|International Classification||C08L101/00, H01B1/12, C08L75/04, C08L79/00, C08L27/06, C08K5/521, C08L79/02, C08L23/04, C08K5/52, C08L31/04, C08K5/43, C08L67/02, C08L77/00, C08K5/10, C08L33/10|
|Cooperative Classification||C08L67/02, C08L79/02, H01B1/128, C08L31/04, C08L75/04, C08L27/06, C08L77/00, C08L33/10, C08L23/04|
|European Classification||C08L79/02, H01B1/12H6|
|2 May 1991||AS||Assignment|
Owner name: AMERICHEM, INC., 2038 MAIN STREET, CUYAHOGA FALLS,
Free format text: ASSIGNMENT OF ASSIGNORS INTEREST.;ASSIGNORS:KULKARNI, VAMAN G.;WESSLING, BERNHARD;REEL/FRAME:005688/0360
Effective date: 19910412
|26 Sep 1996||FPAY||Fee payment|
Year of fee payment: 4
|20 Jun 1997||AS||Assignment|
Owner name: MONSANTO COMPANY, MISSOURI

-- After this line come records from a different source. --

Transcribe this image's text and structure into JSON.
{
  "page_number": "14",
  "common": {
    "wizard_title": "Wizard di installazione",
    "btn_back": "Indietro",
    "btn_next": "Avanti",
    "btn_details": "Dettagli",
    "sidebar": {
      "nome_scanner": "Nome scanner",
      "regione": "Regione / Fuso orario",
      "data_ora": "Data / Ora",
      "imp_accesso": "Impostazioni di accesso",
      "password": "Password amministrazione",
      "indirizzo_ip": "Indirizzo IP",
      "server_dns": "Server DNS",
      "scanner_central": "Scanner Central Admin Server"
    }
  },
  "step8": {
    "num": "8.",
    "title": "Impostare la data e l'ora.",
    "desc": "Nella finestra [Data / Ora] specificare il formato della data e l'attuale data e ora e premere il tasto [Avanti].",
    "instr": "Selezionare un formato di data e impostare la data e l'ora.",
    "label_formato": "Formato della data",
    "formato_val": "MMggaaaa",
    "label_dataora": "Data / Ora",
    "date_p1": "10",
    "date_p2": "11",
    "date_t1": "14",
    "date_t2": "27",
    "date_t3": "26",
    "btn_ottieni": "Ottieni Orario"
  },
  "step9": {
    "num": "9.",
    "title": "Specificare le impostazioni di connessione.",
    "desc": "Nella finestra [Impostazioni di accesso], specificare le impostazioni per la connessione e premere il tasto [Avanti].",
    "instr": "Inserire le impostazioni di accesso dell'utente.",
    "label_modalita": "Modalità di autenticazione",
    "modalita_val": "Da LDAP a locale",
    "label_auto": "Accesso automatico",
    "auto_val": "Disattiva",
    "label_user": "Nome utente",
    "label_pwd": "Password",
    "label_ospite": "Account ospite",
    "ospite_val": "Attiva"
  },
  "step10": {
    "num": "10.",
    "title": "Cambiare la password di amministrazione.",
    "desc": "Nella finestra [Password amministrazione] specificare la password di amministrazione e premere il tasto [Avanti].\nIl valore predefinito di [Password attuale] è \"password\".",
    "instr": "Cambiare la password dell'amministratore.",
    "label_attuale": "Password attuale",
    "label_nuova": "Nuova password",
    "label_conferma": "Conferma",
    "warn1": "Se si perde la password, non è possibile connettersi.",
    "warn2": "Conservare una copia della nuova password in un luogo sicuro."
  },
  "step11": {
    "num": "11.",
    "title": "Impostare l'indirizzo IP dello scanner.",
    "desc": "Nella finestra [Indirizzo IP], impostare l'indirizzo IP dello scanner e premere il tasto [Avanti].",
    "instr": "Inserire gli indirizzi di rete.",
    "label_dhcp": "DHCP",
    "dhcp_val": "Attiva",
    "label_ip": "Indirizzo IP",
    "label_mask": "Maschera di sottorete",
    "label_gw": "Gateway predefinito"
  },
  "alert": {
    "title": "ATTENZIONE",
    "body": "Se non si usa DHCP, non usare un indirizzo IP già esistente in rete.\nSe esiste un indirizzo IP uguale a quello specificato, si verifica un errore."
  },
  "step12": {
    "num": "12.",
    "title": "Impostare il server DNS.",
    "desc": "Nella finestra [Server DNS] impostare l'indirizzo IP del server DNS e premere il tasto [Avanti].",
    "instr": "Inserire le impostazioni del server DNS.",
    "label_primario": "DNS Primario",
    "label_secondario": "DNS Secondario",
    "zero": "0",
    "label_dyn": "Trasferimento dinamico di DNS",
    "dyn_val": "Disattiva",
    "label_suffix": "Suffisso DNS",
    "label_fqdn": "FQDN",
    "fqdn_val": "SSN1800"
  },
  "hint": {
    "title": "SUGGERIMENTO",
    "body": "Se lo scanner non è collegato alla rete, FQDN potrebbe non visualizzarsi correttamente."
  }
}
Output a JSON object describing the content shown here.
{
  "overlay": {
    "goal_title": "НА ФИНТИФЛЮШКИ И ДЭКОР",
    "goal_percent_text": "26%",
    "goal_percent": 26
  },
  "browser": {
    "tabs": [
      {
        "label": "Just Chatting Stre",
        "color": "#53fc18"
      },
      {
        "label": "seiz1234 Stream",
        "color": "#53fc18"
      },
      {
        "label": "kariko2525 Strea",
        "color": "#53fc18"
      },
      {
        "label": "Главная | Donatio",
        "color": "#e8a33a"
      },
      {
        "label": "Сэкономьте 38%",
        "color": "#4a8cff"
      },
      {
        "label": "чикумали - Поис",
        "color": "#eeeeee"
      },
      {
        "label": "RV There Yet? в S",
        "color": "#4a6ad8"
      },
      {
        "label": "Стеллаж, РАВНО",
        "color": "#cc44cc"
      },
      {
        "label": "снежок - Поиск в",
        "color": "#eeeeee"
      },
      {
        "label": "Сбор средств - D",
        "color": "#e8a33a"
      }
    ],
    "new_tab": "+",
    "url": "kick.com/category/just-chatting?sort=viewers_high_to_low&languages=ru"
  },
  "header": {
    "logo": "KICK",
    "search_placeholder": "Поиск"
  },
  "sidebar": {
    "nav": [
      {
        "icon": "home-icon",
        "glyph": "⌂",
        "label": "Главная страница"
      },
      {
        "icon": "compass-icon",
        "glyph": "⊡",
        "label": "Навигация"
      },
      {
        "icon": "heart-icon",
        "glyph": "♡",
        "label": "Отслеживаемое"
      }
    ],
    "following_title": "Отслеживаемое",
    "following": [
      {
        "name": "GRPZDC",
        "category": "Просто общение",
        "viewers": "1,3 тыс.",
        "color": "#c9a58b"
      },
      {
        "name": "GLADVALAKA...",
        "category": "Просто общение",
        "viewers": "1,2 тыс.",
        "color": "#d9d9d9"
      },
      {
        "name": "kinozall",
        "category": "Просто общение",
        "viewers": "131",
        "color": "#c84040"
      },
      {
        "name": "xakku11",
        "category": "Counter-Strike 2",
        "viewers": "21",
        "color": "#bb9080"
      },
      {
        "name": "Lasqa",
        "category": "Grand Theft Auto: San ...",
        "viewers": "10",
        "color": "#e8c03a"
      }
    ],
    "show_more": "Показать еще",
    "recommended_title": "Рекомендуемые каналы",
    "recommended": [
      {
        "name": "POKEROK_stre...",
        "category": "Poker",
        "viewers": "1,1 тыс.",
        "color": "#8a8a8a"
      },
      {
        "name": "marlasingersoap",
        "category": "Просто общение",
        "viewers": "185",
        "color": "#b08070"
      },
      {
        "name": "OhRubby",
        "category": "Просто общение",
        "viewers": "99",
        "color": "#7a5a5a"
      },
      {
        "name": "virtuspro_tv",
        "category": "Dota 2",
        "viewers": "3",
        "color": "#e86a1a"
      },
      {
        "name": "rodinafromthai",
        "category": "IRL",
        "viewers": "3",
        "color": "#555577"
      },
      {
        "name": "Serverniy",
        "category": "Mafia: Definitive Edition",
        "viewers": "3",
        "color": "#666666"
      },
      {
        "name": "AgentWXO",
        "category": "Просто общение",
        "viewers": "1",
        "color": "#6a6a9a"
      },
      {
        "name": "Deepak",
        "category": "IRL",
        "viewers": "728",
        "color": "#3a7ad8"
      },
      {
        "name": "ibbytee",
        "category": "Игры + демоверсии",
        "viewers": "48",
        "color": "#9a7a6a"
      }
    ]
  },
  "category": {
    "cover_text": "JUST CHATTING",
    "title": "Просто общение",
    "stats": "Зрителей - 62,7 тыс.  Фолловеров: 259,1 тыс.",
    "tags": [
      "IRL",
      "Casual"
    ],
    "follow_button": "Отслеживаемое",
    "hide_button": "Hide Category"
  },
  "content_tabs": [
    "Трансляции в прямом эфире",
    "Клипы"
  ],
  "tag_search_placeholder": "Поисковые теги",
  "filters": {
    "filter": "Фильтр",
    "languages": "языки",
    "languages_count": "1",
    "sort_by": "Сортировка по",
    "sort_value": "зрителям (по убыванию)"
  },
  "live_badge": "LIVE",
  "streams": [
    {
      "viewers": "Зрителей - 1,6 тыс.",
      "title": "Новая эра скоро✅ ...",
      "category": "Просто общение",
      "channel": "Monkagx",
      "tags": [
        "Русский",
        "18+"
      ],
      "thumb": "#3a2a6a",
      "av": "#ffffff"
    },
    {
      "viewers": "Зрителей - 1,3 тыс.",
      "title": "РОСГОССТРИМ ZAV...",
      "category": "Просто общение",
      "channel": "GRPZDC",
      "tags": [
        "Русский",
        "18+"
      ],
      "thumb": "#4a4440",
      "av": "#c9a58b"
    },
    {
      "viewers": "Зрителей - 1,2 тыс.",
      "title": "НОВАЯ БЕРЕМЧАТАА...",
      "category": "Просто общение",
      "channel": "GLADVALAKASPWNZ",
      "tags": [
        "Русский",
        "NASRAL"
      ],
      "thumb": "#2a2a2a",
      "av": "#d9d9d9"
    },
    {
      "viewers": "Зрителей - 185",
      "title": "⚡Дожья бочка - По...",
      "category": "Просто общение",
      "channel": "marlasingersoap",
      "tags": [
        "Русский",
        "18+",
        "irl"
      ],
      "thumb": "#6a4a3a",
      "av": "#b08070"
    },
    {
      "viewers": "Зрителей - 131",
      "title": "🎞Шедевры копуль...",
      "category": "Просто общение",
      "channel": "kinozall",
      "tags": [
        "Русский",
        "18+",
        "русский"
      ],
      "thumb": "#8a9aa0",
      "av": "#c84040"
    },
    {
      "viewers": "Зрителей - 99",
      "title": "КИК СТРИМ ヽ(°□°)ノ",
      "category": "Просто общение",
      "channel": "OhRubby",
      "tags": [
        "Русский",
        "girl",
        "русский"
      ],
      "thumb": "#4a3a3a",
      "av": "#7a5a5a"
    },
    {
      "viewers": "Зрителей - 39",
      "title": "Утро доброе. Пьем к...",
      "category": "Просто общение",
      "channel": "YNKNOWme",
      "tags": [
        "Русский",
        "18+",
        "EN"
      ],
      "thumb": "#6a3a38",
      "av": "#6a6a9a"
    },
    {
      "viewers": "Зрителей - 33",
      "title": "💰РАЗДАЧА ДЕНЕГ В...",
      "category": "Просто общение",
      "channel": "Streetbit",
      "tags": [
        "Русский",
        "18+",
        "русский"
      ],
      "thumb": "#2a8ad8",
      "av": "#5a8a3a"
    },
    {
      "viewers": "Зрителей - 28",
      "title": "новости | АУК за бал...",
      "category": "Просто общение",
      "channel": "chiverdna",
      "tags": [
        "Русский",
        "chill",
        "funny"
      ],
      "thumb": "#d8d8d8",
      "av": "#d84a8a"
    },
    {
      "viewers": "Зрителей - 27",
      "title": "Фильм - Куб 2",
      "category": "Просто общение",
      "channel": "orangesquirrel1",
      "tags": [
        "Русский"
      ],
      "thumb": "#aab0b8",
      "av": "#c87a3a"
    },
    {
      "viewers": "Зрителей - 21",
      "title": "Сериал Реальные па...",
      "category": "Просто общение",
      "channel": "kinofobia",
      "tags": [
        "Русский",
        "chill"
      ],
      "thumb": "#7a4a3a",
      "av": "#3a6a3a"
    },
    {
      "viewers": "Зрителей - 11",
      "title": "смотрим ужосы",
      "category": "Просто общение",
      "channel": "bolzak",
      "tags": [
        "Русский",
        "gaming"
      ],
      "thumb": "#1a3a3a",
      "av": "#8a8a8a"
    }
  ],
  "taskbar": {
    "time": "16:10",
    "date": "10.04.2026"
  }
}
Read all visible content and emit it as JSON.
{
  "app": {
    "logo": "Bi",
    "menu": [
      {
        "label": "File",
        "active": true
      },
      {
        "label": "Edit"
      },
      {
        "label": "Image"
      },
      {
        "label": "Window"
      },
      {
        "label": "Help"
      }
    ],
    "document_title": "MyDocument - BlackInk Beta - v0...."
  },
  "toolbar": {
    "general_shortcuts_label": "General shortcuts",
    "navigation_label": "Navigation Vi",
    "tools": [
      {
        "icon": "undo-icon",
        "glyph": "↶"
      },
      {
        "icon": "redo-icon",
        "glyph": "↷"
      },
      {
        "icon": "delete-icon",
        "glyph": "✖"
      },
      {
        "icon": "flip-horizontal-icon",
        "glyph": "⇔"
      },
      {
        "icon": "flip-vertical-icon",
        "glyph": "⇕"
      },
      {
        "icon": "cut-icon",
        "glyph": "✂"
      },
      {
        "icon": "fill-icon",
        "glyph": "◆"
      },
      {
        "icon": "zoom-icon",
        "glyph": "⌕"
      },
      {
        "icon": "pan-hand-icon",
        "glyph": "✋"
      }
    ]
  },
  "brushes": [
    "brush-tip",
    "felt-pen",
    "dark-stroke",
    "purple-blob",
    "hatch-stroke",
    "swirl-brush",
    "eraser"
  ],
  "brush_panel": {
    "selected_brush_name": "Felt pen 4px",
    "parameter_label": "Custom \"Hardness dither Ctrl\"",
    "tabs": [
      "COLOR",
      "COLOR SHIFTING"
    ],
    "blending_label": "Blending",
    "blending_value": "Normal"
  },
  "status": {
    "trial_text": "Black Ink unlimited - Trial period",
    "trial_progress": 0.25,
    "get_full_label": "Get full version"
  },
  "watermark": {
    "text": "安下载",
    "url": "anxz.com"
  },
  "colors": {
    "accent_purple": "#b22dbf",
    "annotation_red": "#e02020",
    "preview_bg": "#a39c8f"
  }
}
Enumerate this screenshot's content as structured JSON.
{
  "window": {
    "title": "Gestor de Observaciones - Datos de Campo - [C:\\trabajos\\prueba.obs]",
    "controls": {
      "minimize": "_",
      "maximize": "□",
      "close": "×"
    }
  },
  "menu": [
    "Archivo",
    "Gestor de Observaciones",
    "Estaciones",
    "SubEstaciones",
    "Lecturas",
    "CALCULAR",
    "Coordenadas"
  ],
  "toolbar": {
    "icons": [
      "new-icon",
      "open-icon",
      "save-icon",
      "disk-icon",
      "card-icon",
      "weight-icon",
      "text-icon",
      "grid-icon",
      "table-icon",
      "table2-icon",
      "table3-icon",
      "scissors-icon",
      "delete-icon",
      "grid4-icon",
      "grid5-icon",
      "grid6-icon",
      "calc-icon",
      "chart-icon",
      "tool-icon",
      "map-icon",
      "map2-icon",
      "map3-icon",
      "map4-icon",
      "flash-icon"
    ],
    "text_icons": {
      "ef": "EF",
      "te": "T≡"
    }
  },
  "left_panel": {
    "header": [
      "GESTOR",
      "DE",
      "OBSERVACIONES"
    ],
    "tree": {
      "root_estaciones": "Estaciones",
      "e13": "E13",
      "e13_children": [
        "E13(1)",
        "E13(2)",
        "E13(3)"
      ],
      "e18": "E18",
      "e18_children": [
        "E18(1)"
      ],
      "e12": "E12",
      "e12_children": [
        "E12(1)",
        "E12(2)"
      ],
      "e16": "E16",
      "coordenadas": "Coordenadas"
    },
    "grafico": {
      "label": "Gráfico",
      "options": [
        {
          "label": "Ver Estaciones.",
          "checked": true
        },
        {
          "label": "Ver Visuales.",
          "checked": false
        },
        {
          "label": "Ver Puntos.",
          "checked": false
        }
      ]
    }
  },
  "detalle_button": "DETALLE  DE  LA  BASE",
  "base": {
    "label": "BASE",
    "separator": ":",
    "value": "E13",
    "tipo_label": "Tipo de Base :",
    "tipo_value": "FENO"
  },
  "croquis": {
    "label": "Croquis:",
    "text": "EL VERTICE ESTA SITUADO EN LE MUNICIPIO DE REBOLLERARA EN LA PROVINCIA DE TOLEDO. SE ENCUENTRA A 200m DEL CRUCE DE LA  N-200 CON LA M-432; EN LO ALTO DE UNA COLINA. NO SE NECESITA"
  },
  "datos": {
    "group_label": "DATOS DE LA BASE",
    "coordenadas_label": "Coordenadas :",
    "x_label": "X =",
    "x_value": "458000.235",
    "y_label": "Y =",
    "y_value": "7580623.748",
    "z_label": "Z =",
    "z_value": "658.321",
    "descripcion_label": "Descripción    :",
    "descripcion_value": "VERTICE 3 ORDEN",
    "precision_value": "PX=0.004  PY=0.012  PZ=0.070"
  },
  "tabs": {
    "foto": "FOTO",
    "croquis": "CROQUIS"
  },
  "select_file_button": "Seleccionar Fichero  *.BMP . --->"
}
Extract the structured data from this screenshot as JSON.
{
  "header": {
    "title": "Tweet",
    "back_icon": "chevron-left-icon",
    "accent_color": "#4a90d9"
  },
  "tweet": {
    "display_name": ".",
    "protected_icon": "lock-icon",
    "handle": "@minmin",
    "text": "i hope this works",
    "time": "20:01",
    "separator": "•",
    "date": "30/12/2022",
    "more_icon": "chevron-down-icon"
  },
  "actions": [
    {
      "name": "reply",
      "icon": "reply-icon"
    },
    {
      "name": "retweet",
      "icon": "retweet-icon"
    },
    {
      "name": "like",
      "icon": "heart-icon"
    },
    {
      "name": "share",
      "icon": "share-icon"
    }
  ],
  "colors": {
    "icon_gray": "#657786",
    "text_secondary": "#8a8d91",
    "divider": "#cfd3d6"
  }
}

Free format text: ASSIGNMENT OF ASSIGNORS INTEREST;ASSIGNOR:ALLIEDSIGNAL TECHNOLOGIES INC.;REEL/FRAME:008568/0597
Effective date: 19970609
|11 May 1998||AS||Assignment|
Owner name: ALLIEDSIGNAL TECHNOLOGIES, INC., ARIZONA
Free format text: ASSIGNMENT OF ASSIGNORS INTEREST;ASSIGNOR:ALLIEDSIGNAL, INC.;REEL/FRAME:009227/0353
Effective date: 19971111
|28 Sep 2000||FPAY||Fee payment|
Year of fee payment: 8
|27 Sep 2004||FPAY||Fee payment|
Year of fee payment: 12